Entries from a dataset of interfaces:
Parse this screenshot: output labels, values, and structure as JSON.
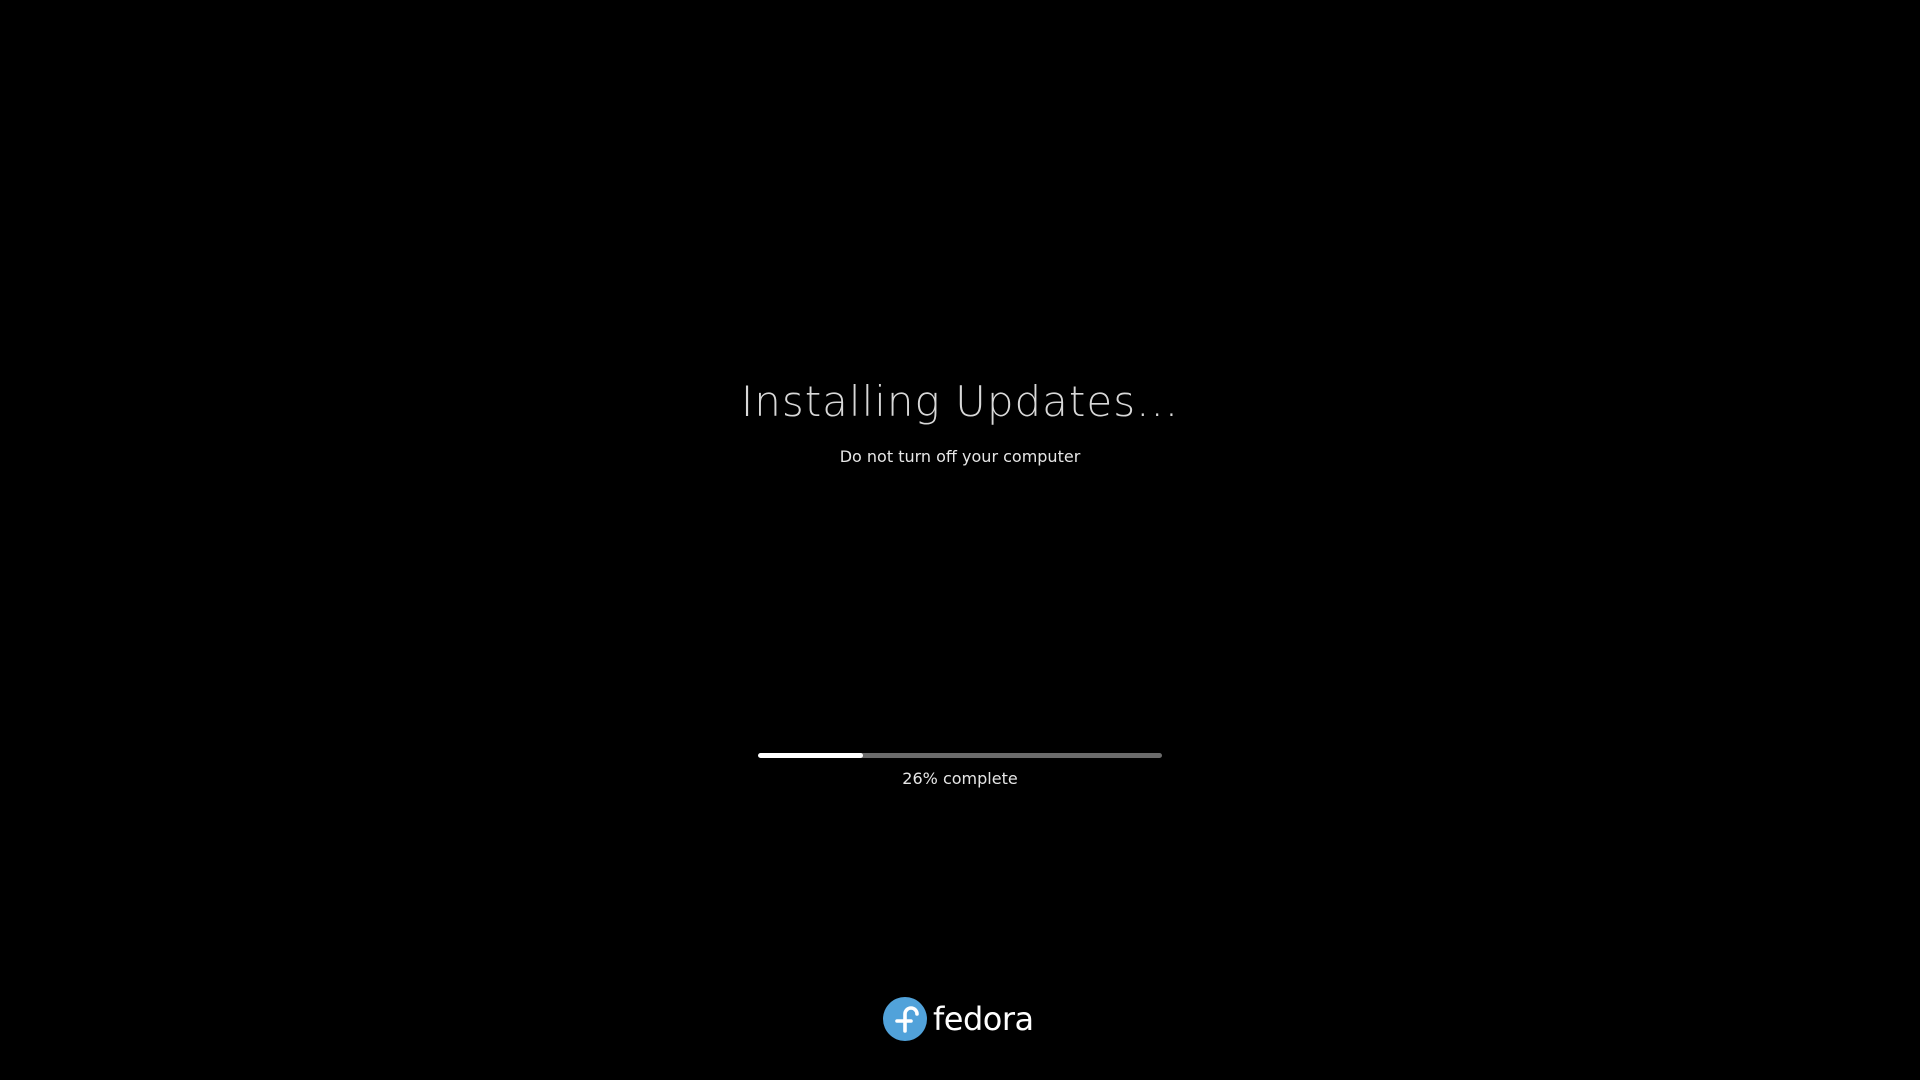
{
  "screen": {
    "title": "Installing Updates...",
    "subtitle": "Do not turn off your computer",
    "progress": {
      "percent": 26,
      "label": "26% complete"
    }
  },
  "brand": {
    "wordmark": "fedora",
    "logo_icon": "fedora-infinity-icon",
    "accent_color": "#51a2da"
  },
  "colors": {
    "background": "#000000",
    "progress_track": "#6b6b6b",
    "progress_fill": "#ffffff"
  }
}
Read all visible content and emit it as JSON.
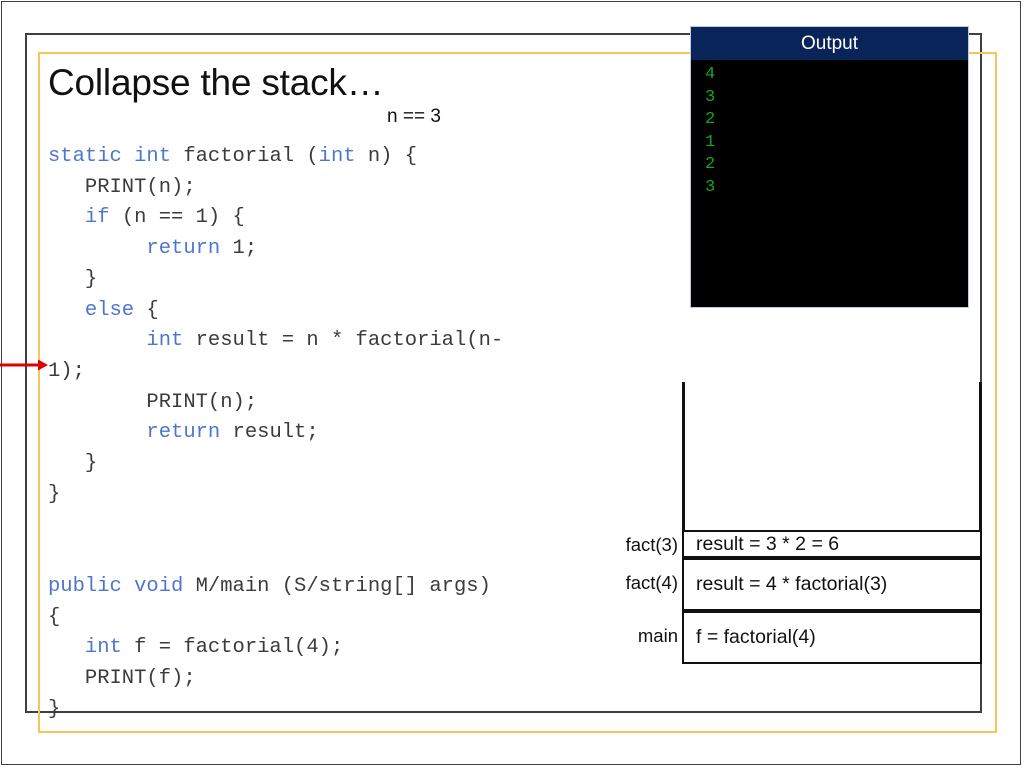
{
  "slide": {
    "title": "Collapse the stack…",
    "annotation": "n == 3"
  },
  "code": {
    "lines": [
      [
        {
          "t": "static int ",
          "k": true
        },
        {
          "t": "factorial (",
          "k": false
        },
        {
          "t": "int",
          "k": true
        },
        {
          "t": " n) {",
          "k": false
        }
      ],
      [
        {
          "t": "   PRINT(n);",
          "k": false
        }
      ],
      [
        {
          "t": "   ",
          "k": false
        },
        {
          "t": "if",
          "k": true
        },
        {
          "t": " (n == 1) {",
          "k": false
        }
      ],
      [
        {
          "t": "        ",
          "k": false
        },
        {
          "t": "return",
          "k": true
        },
        {
          "t": " 1;",
          "k": false
        }
      ],
      [
        {
          "t": "   }",
          "k": false
        }
      ],
      [
        {
          "t": "   ",
          "k": false
        },
        {
          "t": "else",
          "k": true
        },
        {
          "t": " {",
          "k": false
        }
      ],
      [
        {
          "t": "        ",
          "k": false
        },
        {
          "t": "int",
          "k": true
        },
        {
          "t": " result = n * factorial(n-",
          "k": false
        }
      ],
      [
        {
          "t": "1);",
          "k": false
        }
      ],
      [
        {
          "t": "        PRINT(n);",
          "k": false
        }
      ],
      [
        {
          "t": "        ",
          "k": false
        },
        {
          "t": "return",
          "k": true
        },
        {
          "t": " result;",
          "k": false
        }
      ],
      [
        {
          "t": "   }",
          "k": false
        }
      ],
      [
        {
          "t": "}",
          "k": false
        }
      ],
      [
        {
          "t": "",
          "k": false
        }
      ],
      [
        {
          "t": "",
          "k": false
        }
      ],
      [
        {
          "t": "public void",
          "k": true
        },
        {
          "t": " M/main (S/string[] args)",
          "k": false
        }
      ],
      [
        {
          "t": "{",
          "k": false
        }
      ],
      [
        {
          "t": "   ",
          "k": false
        },
        {
          "t": "int",
          "k": true
        },
        {
          "t": " f = factorial(4);",
          "k": false
        }
      ],
      [
        {
          "t": "   PRINT(f);",
          "k": false
        }
      ],
      [
        {
          "t": "}",
          "k": false
        }
      ]
    ]
  },
  "output_console": {
    "title": "Output",
    "lines": [
      "4",
      "3",
      "2",
      "1",
      "2",
      "3"
    ]
  },
  "call_stack": {
    "frames": [
      {
        "label": "fact(3)",
        "text": "result = 3 * 2 = 6"
      },
      {
        "label": "fact(4)",
        "text": "result = 4 * factorial(3)"
      },
      {
        "label": "main",
        "text": "f = factorial(4)"
      }
    ]
  },
  "icons": {
    "pointer_arrow": "red-right-arrow-icon"
  },
  "colors": {
    "keyword_blue": "#4f76cf",
    "console_green": "#13a528",
    "console_header_navy": "#082459",
    "frame_yellow": "#f2c75c",
    "frame_gray": "#3f3f3f",
    "arrow_red": "#e00000"
  }
}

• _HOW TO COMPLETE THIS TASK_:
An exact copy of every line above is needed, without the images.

• _WRITTEN SOLUTION_:
Parse this screenshot: output labels, values, and structure as JSON.
{
  "screen": {
    "title": "Installing Updates...",
    "subtitle": "Do not turn off your computer",
    "progress": {
      "percent": 26,
      "label": "26% complete"
    }
  },
  "brand": {
    "wordmark": "fedora",
    "logo_icon": "fedora-infinity-icon",
    "accent_color": "#51a2da"
  },
  "colors": {
    "background": "#000000",
    "progress_track": "#6b6b6b",
    "progress_fill": "#ffffff"
  }
}
Read all visible content and emit it as JSON.
{
  "slide": {
    "title": "Collapse the stack…",
    "annotation": "n == 3"
  },
  "code": {
    "lines": [
      [
        {
          "t": "static int ",
          "k": true
        },
        {
          "t": "factorial (",
          "k": false
        },
        {
          "t": "int",
          "k": true
        },
        {
          "t": " n) {",
          "k": false
        }
      ],
      [
        {
          "t": "   PRINT(n);",
          "k": false
        }
      ],
      [
        {
          "t": "   ",
          "k": false
        },
        {
          "t": "if",
          "k": true
        },
        {
          "t": " (n == 1) {",
          "k": false
        }
      ],
      [
        {
          "t": "        ",
          "k": false
        },
        {
          "t": "return",
          "k": true
        },
        {
          "t": " 1;",
          "k": false
        }
      ],
      [
        {
          "t": "   }",
          "k": false
        }
      ],
      [
        {
          "t": "   ",
          "k": false
        },
        {
          "t": "else",
          "k": true
        },
        {
          "t": " {",
          "k": false
        }
      ],
      [
        {
          "t": "        ",
          "k": false
        },
        {
          "t": "int",
          "k": true
        },
        {
          "t": " result = n * factorial(n-",
          "k": false
        }
      ],
      [
        {
          "t": "1);",
          "k": false
        }
      ],
      [
        {
          "t": "        PRINT(n);",
          "k": false
        }
      ],
      [
        {
          "t": "        ",
          "k": false
        },
        {
          "t": "return",
          "k": true
        },
        {
          "t": " result;",
          "k": false
        }
      ],
      [
        {
          "t": "   }",
          "k": false
        }
      ],
      [
        {
          "t": "}",
          "k": false
        }
      ],
      [
        {
          "t": "",
          "k": false
        }
      ],
      [
        {
          "t": "",
          "k": false
        }
      ],
      [
        {
          "t": "public void",
          "k": true
        },
        {
          "t": " M/main (S/string[] args)",
          "k": false
        }
      ],
      [
        {
          "t": "{",
          "k": false
        }
      ],
      [
        {
          "t": "   ",
          "k": false
        },
        {
          "t": "int",
          "k": true
        },
        {
          "t": " f = factorial(4);",
          "k": false
        }
      ],
      [
        {
          "t": "   PRINT(f);",
          "k": false
        }
      ],
      [
        {
          "t": "}",
          "k": false
        }
      ]
    ]
  },
  "output_console": {
    "title": "Output",
    "lines": [
      "4",
      "3",
      "2",
      "1",
      "2",
      "3"
    ]
  },
  "call_stack": {
    "frames": [
      {
        "label": "fact(3)",
        "text": "result = 3 * 2 = 6"
      },
      {
        "label": "fact(4)",
        "text": "result = 4 * factorial(3)"
      },
      {
        "label": "main",
        "text": "f = factorial(4)"
      }
    ]
  },
  "icons": {
    "pointer_arrow": "red-right-arrow-icon"
  },
  "colors": {
    "keyword_blue": "#4f76cf",
    "console_green": "#13a528",
    "console_header_navy": "#082459",
    "frame_yellow": "#f2c75c",
    "frame_gray": "#3f3f3f",
    "arrow_red": "#e00000"
  }
}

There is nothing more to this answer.